wine vinegar or white wine
Cut a pound of fresh salmon, freed from skin and bone, into one-inch cubes. Season with salt, pepper and a tiny pinch of mace, and place in a fish-kettle or saucepan with a minced shallot or a tablespoonful of chopped chives.
Add half a cup of water and a quarter cup of wine vinegar or white wine, bring to the boil and simmer very gently for about thirty-five minutes.
Add a tablespoon of chopped parsley shortly before dishing up.
A few small mushrooms, chopped and cooked in butter for ten minutes, may be added, or a few cooked shrimps, or one or two chopped hard-boiled eggs. Another variant has a dash of anchovy sauce. Serve hot with fresh griddle scones or a border of creamed potatoes, or cold garnished with cress and cucumber.
Choose a fat, fresh rabbit. Cut it into at least twelve pieces; brown these in butter, with the onions. When browned, if you wish delicate cookery, pour off the butter and add three-quarters of a pint of well-seasoned stock, one large spoonful of curry-powder and one of flour, six ounces of streaky bacon cut into half-inch cubes, and also half a dozen button onions. Season with a teasoonful of mushroom powder.
this slowly for half an hour, at least, stirring it. Add what more seasonings you think required, as cayenne, a little tumeric, cumin.
Pile up the pieces of rabbit and pour the sauce, which should be thickish as in all curry dishes, over them. Serve with plain boiled rice in a sperate dish.
Fresh coconut is an excellent ingredient in mild curries. Rasp and stew it the whole time:
we do not like green vegtables in curries though they are sometimes used. Mushrooms are an enrichment, celery is good, and onion indispensable.
Grate six ounces of stale bread, pour over it three teacupfuls of boiling milk, and set aside till nearly cold.
While it is cooling, seperate the yolks and the whites of three eggs.

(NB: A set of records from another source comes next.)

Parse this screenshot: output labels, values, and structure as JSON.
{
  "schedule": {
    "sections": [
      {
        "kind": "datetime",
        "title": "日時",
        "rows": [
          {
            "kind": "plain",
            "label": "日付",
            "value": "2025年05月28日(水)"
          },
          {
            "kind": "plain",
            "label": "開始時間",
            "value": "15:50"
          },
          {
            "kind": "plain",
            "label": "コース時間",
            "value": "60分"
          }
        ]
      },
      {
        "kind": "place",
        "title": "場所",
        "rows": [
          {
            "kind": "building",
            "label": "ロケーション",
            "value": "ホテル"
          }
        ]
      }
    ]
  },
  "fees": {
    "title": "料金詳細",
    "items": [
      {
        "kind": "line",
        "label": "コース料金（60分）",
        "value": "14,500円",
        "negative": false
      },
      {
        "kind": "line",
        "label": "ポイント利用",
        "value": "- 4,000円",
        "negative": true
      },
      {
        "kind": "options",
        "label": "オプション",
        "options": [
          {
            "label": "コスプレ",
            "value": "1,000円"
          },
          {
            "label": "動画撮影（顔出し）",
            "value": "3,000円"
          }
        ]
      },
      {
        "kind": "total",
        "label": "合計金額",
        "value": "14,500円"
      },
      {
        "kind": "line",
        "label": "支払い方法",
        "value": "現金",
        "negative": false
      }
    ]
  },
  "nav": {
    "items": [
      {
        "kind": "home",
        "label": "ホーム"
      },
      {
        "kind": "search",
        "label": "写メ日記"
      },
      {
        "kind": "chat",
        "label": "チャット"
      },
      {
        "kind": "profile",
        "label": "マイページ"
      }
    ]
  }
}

Beat up the yolks with three ounces of sugar, add a good tablespoonful of marmalade, and stir lightly into the pudding.
Butter a mould and ornament it with big raisins.

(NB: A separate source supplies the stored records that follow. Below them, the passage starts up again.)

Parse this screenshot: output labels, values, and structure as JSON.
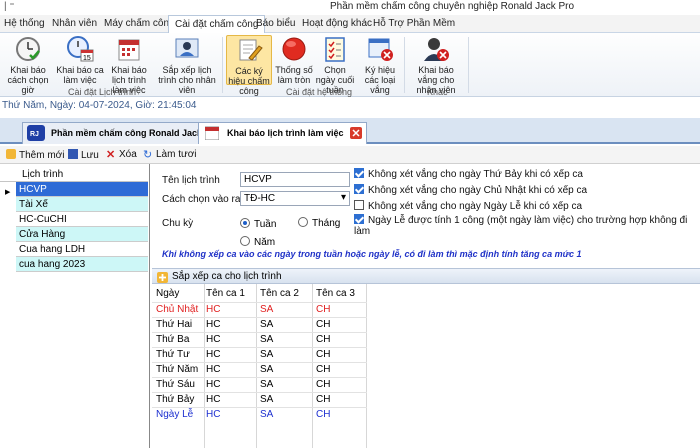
{
  "window": {
    "title": "Phần mềm chấm công chuyên nghiệp Ronald Jack Pro",
    "quick_access": "|  ⁼"
  },
  "menu": [
    "Hệ thống",
    "Nhân viên",
    "Máy chấm công",
    "Cài đặt chấm công",
    "Báo biểu",
    "Hoạt động khác",
    "Hỗ Trợ Phần Mềm"
  ],
  "ribbon": {
    "buttons": [
      {
        "label": "Khai báo cách chọn giờ",
        "icon": "clock-check-icon"
      },
      {
        "label": "Khai báo ca làm việc",
        "icon": "clock-calendar-icon"
      },
      {
        "label": "Khai báo lịch trình làm việc",
        "icon": "calendar-icon"
      },
      {
        "label": "Sắp xếp lịch trình cho nhân viên",
        "icon": "schedule-user-icon"
      },
      {
        "label": "Các ký hiệu chấm công",
        "icon": "notepad-pencil-icon"
      },
      {
        "label": "Thống số làm tròn",
        "icon": "red-circle-icon"
      },
      {
        "label": "Chọn ngày cuối tuần",
        "icon": "checklist-icon"
      },
      {
        "label": "Ký hiệu các loại vắng",
        "icon": "window-x-icon"
      },
      {
        "label": "Khai báo vắng cho nhân viên",
        "icon": "user-x-icon"
      }
    ],
    "groups": [
      "Cài đặt Lịch trình",
      "Cài đặt hệ thống",
      "Khác"
    ]
  },
  "datebar": "Thứ Năm, Ngày: 04-07-2024, Giờ: 21:45:04",
  "doc_tabs": [
    "Phần mềm chấm công Ronald Jack Pro",
    "Khai báo lịch trình làm việc"
  ],
  "toolbar": [
    "Thêm mới",
    "Lưu",
    "Xóa",
    "Làm tươi"
  ],
  "schedule_list": {
    "header": "Lịch trình",
    "items": [
      "HCVP",
      "Tài Xế",
      "HC-CuCHI",
      "Cửa Hàng",
      "Cua hang LDH",
      "cua hang 2023"
    ],
    "selected": "HCVP"
  },
  "form": {
    "name_label": "Tên lịch trình",
    "name_value": "HCVP",
    "inout_label": "Cách chọn vào ra",
    "inout_value": "TĐ-HC",
    "cycle_label": "Chu kỳ",
    "cycle_options": [
      "Tuần",
      "Tháng",
      "Năm"
    ],
    "cycle_selected": "Tuần",
    "checkboxes": [
      {
        "label": "Không xét vắng cho ngày Thứ Bảy khi có xếp ca",
        "checked": true
      },
      {
        "label": "Không xét vắng cho ngày Chủ Nhật khi có xếp ca",
        "checked": true
      },
      {
        "label": "Không xét vắng cho ngày Ngày Lễ khi có xếp ca",
        "checked": false
      },
      {
        "label": "Ngày Lễ được tính 1 công (một ngày làm việc) cho trường hợp không đi làm",
        "checked": true
      }
    ],
    "note": "Khi không xếp ca vào các ngày trong tuần hoặc ngày lễ, có đi làm thì mặc định tính tăng ca mức 1"
  },
  "grid": {
    "title": "Sắp xếp ca cho lịch trình",
    "columns": [
      "Ngày",
      "Tên ca 1",
      "Tên ca 2",
      "Tên ca 3"
    ],
    "rows": [
      {
        "day": "Chủ Nhật",
        "c1": "HC",
        "c2": "SA",
        "c3": "CH",
        "color": "#e02020"
      },
      {
        "day": "Thứ Hai",
        "c1": "HC",
        "c2": "SA",
        "c3": "CH",
        "color": "#000000"
      },
      {
        "day": "Thứ Ba",
        "c1": "HC",
        "c2": "SA",
        "c3": "CH",
        "color": "#000000"
      },
      {
        "day": "Thứ Tư",
        "c1": "HC",
        "c2": "SA",
        "c3": "CH",
        "color": "#000000"
      },
      {
        "day": "Thứ Năm",
        "c1": "HC",
        "c2": "SA",
        "c3": "CH",
        "color": "#000000"
      },
      {
        "day": "Thứ Sáu",
        "c1": "HC",
        "c2": "SA",
        "c3": "CH",
        "color": "#000000"
      },
      {
        "day": "Thứ Bảy",
        "c1": "HC",
        "c2": "SA",
        "c3": "CH",
        "color": "#000000"
      },
      {
        "day": "Ngày Lễ",
        "c1": "HC",
        "c2": "SA",
        "c3": "CH",
        "color": "#1c2fd0"
      }
    ]
  }
}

Pour in the pudding mixture and put the mould immediately into a pan with boiling water that will just come up to the level of the pudding inside the mould.

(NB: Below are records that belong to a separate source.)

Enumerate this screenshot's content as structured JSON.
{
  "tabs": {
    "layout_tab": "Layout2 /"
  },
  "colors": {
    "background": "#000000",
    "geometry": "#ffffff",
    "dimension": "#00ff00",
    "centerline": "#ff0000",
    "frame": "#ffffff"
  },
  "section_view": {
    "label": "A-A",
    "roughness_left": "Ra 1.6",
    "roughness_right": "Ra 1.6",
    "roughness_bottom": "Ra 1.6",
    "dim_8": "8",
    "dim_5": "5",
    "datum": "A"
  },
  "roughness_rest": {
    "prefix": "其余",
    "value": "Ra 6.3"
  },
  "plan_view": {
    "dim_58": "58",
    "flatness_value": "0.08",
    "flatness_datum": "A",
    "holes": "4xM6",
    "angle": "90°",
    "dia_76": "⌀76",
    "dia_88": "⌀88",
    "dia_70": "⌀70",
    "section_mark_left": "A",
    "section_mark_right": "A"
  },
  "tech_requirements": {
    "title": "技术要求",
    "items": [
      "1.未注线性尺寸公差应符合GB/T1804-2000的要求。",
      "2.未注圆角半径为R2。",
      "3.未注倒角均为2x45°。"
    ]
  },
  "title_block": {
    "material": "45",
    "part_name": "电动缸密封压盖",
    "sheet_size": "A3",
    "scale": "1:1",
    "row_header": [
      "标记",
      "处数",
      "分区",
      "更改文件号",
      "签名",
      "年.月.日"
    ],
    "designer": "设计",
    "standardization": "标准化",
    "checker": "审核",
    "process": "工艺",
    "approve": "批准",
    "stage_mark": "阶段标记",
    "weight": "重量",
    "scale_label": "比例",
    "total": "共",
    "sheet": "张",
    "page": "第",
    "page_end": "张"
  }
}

Draw the pan aside so that it may remain just under boiling point, and let it cook thus for an hour and three-quaters.
When ready, take it out of the water, lift off the lid, let it stand for five minutes or more, then turn out and serve with hot custard sauce.
Wine or other liquor
Mince apples and grate biscuit; take an equal weight to these of minced suet. Sweeten this with sugar, and season with cinnamon and grated nutmeg. Moisten the whole with wine or any well-flavoured liquor, and mix, and fill the skins, but not too full, as the bread swells. Boil, and serve hot.
Take a pound of fine sugar pounded and sifted, a pound of fine flour; beat eight eggs with two spoonfuls of rose water; mix flour and sugar, then wet it with the eggs and as much cold water as will make a light paste;
beat the paste very well then put the biscuits in parchment paper lined pans. Bake in a gentle oven.
Orange flower water
Wash a quater of a pound of fresh butter in orange-flower water and beat it with the pounded yolks of five or six hard boiled eggs; blanch and pound to a paste with a little orange-flower water two ounces of sweet alomnds; add a little grated lemon peel and pounded and sifted loaf sugar. Mix all together and, with a wooden spoon, work it through a stone colander. Soak some Naples biscuits in white wine and put them over the fairy butter in heaps as high as it can be raised.
Whip some cream stiffly; sweeten it and flavour with vanilla; set it to freeze. When nearly frozen stir in coarse toasted oatmeal, well dried in the oven without being browned. Serve in a glass dish or in indivdual glasses.
One pound and a half of dried and sifted flour, three-quarters of a pound of honey, half a pound of finely pounded loaf sugar, a quarter of a pound of citron, and half an ounce of orange peel cut small, of pounded ginger and cinnamon three-quarted of an ounce. Melt the sugar with honey and mix in the other ingredients; roll out the paste and cut it into small cakes of any form. Bake at 300F for fifteen or twenty minutes.